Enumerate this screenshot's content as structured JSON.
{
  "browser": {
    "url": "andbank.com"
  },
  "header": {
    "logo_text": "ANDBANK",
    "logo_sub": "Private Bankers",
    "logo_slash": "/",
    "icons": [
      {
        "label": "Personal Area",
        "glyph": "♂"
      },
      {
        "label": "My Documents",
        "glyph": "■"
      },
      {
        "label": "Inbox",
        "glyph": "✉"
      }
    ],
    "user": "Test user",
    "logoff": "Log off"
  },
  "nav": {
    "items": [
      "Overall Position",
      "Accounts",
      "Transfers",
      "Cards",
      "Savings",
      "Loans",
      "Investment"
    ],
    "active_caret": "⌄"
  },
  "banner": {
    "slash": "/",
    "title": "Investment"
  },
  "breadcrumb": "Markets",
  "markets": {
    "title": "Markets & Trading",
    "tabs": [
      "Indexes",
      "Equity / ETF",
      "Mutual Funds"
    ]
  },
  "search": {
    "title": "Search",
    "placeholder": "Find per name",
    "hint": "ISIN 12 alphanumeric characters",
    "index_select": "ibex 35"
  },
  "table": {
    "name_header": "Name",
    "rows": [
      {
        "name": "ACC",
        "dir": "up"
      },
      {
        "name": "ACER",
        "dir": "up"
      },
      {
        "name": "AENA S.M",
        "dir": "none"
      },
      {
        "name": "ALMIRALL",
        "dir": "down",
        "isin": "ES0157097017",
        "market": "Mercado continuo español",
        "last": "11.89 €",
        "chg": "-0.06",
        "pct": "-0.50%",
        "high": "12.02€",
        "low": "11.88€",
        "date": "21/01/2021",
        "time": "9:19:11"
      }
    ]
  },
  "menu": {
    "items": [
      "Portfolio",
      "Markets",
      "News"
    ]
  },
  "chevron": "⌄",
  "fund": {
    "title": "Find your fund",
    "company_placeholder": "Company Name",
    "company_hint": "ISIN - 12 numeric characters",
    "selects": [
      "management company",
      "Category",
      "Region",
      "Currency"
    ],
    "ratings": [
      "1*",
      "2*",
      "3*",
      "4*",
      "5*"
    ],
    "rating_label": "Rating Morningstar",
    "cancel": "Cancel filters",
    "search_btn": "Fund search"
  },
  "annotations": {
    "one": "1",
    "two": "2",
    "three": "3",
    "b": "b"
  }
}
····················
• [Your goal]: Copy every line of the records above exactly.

• [Exercise answer]:
Enumerate this screenshot's content as structured JSON.
{
  "browser": {
    "url": "andbank.com"
  },
  "header": {
    "logo_text": "ANDBANK",
    "logo_sub": "Private Bankers",
    "logo_slash": "/",
    "icons": [
      {
        "label": "Personal Area",
        "glyph": "♂"
      },
      {
        "label": "My Documents",
        "glyph": "■"
      },
      {
        "label": "Inbox",
        "glyph": "✉"
      }
    ],
    "user": "Test user",
    "logoff": "Log off"
  },
  "nav": {
    "items": [
      "Overall Position",
      "Accounts",
      "Transfers",
      "Cards",
      "Savings",
      "Loans",
      "Investment"
    ],
    "active_caret": "⌄"
  },
  "banner": {
    "slash": "/",
    "title": "Investment"
  },
  "breadcrumb": "Markets",
  "markets": {
    "title": "Markets & Trading",
    "tabs": [
      "Indexes",
      "Equity / ETF",
      "Mutual Funds"
    ]
  },
  "search": {
    "title": "Search",
    "placeholder": "Find per name",
    "hint": "ISIN 12 alphanumeric characters",
    "index_select": "ibex 35"
  },
  "table": {
    "name_header": "Name",
    "rows": [
      {
        "name": "ACC",
        "dir": "up"
      },
      {
        "name": "ACER",
        "dir": "up"
      },
      {
        "name": "AENA S.M",
        "dir": "none"
      },
      {
        "name": "ALMIRALL",
        "dir": "down",
        "isin": "ES0157097017",
        "market": "Mercado continuo español",
        "last": "11.89 €",
        "chg": "-0.06",
        "pct": "-0.50%",
        "high": "12.02€",
        "low": "11.88€",
        "date": "21/01/2021",
        "time": "9:19:11"
      }
    ]
  },
  "menu": {
    "items": [
      "Portfolio",
      "Markets",
      "News"
    ]
  },
  "chevron": "⌄",
  "fund": {
    "title": "Find your fund",
    "company_placeholder": "Company Name",
    "company_hint": "ISIN - 12 numeric characters",
    "selects": [
      "management company",
      "Category",
      "Region",
      "Currency"
    ],
    "ratings": [
      "1*",
      "2*",
      "3*",
      "4*",
      "5*"
    ],
    "rating_label": "Rating Morningstar",
    "cancel": "Cancel filters",
    "search_btn": "Fund search"
  },
  "annotations": {
    "one": "1",
    "two": "2",
    "three": "3",
    "b": "b"
  }
}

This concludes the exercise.